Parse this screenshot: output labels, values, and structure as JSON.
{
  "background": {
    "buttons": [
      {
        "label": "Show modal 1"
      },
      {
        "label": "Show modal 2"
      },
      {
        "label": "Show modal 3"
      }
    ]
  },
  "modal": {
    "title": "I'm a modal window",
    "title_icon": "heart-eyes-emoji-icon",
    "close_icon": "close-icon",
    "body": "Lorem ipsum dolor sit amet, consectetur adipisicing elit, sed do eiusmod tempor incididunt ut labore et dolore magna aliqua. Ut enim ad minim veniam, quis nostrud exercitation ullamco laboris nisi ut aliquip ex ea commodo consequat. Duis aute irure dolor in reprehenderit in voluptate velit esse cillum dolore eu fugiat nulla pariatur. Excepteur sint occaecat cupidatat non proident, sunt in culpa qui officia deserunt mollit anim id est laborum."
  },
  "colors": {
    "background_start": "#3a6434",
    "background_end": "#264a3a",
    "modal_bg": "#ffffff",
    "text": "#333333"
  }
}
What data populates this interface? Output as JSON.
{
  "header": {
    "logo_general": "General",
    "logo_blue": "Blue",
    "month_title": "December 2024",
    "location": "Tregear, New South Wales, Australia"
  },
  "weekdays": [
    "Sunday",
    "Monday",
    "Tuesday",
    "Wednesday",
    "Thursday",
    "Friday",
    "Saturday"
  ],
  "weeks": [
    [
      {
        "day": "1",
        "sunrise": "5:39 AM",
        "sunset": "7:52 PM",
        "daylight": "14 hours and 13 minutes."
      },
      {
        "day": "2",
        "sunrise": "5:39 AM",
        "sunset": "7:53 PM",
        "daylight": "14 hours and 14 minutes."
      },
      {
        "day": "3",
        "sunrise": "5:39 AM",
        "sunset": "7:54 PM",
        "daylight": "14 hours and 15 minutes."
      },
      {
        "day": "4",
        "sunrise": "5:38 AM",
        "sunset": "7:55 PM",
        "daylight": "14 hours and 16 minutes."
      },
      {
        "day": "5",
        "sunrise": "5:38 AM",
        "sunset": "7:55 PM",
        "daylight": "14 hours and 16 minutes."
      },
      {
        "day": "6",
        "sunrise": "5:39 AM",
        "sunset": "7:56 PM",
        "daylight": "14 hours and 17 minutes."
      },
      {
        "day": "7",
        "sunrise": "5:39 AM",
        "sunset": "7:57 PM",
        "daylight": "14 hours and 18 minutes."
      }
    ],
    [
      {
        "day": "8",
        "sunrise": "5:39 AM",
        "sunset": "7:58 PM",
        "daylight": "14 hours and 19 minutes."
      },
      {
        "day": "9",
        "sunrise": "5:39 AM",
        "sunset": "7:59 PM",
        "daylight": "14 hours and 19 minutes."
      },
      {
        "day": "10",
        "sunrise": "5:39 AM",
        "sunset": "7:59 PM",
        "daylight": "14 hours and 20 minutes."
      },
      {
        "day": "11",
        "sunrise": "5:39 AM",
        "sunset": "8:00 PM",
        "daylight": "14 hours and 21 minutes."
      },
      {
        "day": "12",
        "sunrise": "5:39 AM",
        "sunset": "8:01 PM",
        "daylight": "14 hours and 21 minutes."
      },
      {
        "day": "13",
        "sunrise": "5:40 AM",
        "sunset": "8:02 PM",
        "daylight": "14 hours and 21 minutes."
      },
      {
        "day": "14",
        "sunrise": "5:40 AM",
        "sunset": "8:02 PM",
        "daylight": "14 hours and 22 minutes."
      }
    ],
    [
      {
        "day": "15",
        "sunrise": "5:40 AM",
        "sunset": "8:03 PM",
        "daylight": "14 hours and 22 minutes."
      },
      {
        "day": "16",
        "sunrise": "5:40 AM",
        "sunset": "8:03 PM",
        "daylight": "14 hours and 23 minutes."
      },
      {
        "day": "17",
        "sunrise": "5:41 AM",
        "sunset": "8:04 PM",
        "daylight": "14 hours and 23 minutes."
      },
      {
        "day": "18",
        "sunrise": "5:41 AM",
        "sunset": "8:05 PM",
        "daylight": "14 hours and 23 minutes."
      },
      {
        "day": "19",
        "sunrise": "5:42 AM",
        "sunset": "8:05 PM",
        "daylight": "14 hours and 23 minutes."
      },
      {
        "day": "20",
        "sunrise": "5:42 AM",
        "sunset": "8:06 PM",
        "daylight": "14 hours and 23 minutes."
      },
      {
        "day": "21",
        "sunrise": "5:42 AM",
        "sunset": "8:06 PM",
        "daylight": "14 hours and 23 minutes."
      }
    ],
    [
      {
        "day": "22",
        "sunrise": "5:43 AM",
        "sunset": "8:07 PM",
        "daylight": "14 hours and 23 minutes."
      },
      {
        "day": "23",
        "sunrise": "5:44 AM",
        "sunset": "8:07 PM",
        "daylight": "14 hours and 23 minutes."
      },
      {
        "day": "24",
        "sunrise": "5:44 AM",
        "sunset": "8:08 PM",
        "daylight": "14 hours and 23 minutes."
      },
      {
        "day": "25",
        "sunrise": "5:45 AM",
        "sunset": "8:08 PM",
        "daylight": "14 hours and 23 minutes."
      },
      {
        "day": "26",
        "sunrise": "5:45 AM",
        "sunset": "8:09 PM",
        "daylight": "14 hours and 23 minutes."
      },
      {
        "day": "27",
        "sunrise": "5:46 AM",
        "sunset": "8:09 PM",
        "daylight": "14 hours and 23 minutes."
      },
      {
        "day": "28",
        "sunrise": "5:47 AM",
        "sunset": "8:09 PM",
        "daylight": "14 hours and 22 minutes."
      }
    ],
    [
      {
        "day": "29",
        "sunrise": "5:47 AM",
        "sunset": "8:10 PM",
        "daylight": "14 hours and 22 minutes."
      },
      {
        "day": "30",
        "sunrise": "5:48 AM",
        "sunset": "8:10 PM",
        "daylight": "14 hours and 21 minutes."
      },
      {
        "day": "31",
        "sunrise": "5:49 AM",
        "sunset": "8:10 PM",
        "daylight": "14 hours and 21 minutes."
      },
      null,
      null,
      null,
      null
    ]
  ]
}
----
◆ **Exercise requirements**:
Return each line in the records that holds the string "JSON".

◆ **Solution**:
Parse this screenshot: output labels, values, and structure as JSON.
What data populates this interface? Output as JSON.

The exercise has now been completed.